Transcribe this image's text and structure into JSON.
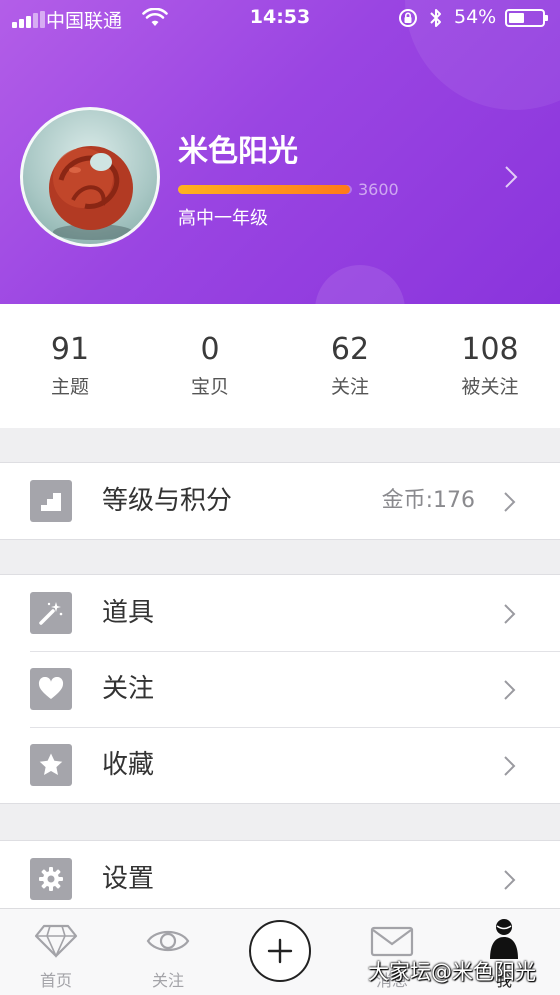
{
  "status_bar": {
    "carrier": "中国联通",
    "time": "14:53",
    "battery_percent": "54%",
    "battery_level": 0.54
  },
  "profile": {
    "username": "米色阳光",
    "level_progress": 0.99,
    "experience": "3600",
    "grade": "高中一年级"
  },
  "stats": [
    {
      "value": "91",
      "label": "主题"
    },
    {
      "value": "0",
      "label": "宝贝"
    },
    {
      "value": "62",
      "label": "关注"
    },
    {
      "value": "108",
      "label": "被关注"
    }
  ],
  "menu": {
    "level_points": {
      "label": "等级与积分",
      "value": "金币:176",
      "icon": "stairs-icon"
    },
    "items": [
      {
        "label": "道具",
        "icon": "magic-wand-icon"
      },
      {
        "label": "关注",
        "icon": "heart-icon"
      },
      {
        "label": "收藏",
        "icon": "star-icon"
      }
    ],
    "settings": {
      "label": "设置",
      "icon": "gear-icon"
    }
  },
  "tab_bar": {
    "items": [
      {
        "label": "首页",
        "icon": "diamond-icon"
      },
      {
        "label": "关注",
        "icon": "eye-icon"
      },
      {
        "label": "",
        "icon": "plus-icon"
      },
      {
        "label": "消息",
        "icon": "mail-icon"
      },
      {
        "label": "我",
        "icon": "person-icon"
      }
    ],
    "active": "我"
  },
  "watermark": "大家坛@米色阳光",
  "colors": {
    "header_gradient_start": "#b35ee8",
    "header_gradient_end": "#8a34dc",
    "progress_start": "#ffb21f",
    "progress_end": "#ff7a1a",
    "icon_gray": "#a5a5ab"
  }
}
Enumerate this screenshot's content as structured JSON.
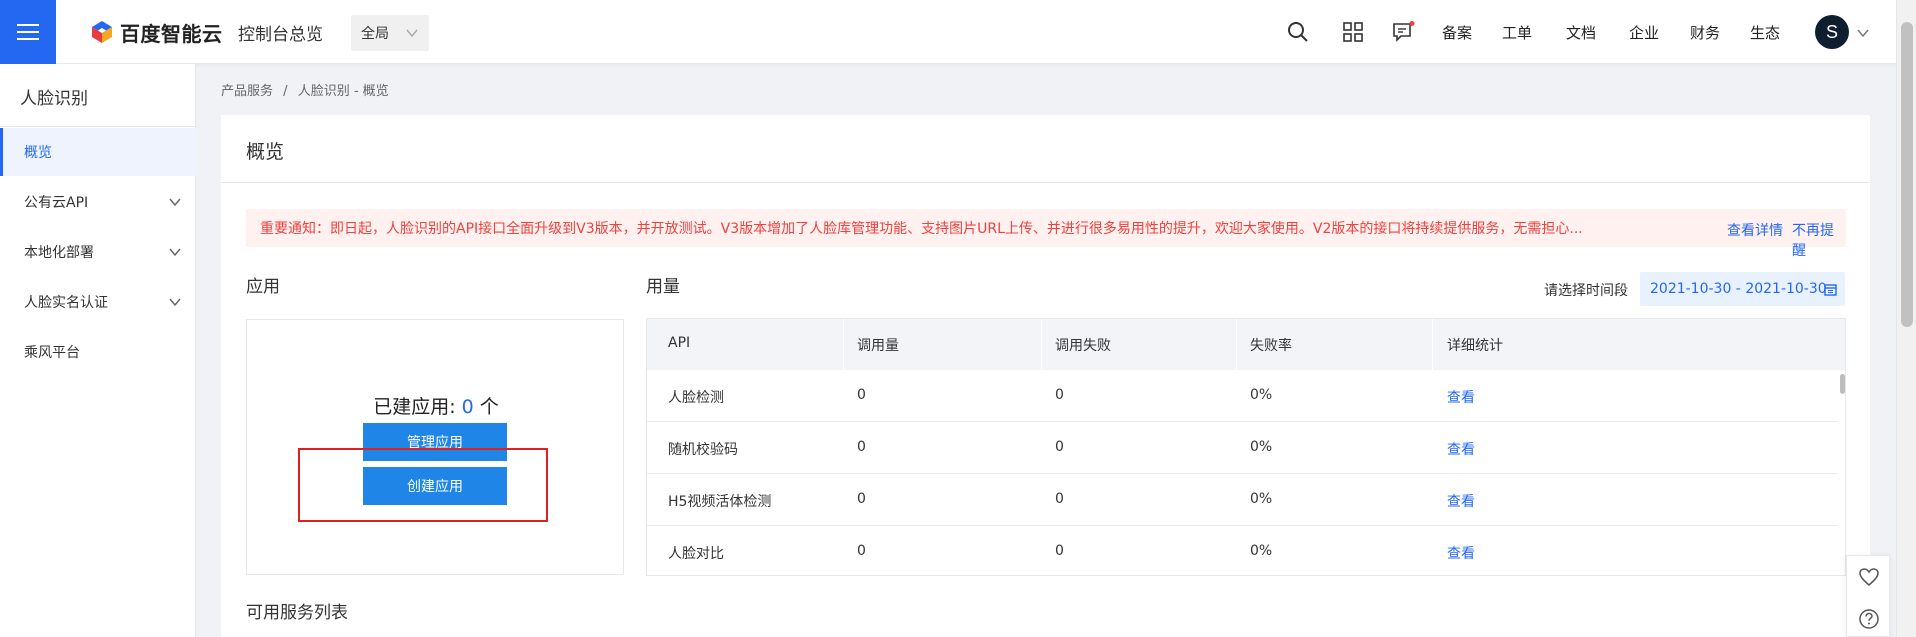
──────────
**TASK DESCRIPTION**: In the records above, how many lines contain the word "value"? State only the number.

**EXERCISE OUTPUT**: 5